[[ DATA SUPPLIED open ]]

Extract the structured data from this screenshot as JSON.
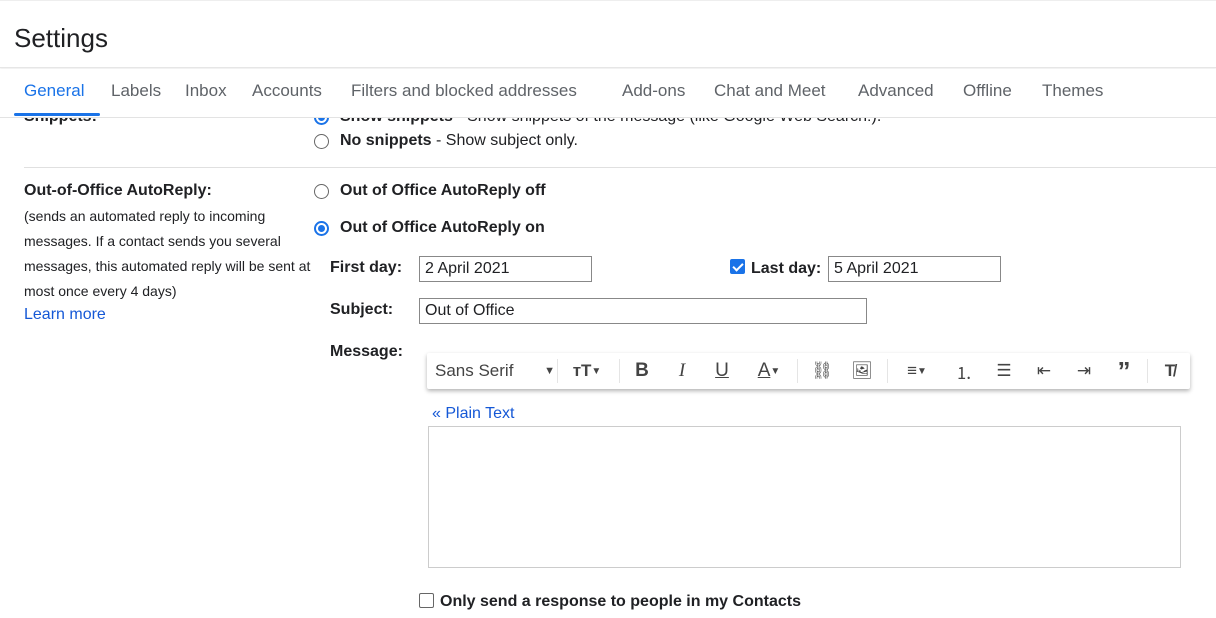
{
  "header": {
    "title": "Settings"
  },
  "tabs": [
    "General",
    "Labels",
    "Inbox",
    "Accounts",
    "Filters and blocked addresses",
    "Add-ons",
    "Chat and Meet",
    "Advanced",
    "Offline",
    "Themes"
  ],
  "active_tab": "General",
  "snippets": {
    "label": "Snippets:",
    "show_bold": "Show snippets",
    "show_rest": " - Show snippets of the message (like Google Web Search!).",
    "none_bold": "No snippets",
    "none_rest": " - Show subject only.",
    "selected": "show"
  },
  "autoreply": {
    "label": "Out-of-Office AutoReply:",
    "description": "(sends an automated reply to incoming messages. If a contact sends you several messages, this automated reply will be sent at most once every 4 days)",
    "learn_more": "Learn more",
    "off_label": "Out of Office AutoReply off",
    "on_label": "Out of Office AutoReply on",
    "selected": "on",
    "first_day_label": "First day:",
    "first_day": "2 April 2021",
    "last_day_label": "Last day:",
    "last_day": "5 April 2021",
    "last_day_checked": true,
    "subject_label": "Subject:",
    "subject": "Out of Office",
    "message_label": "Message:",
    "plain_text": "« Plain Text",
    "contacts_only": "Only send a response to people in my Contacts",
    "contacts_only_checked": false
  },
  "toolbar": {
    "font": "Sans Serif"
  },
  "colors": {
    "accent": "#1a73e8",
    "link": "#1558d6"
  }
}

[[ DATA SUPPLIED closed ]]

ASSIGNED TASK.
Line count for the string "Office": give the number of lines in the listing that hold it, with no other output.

ANSWER BOX.
4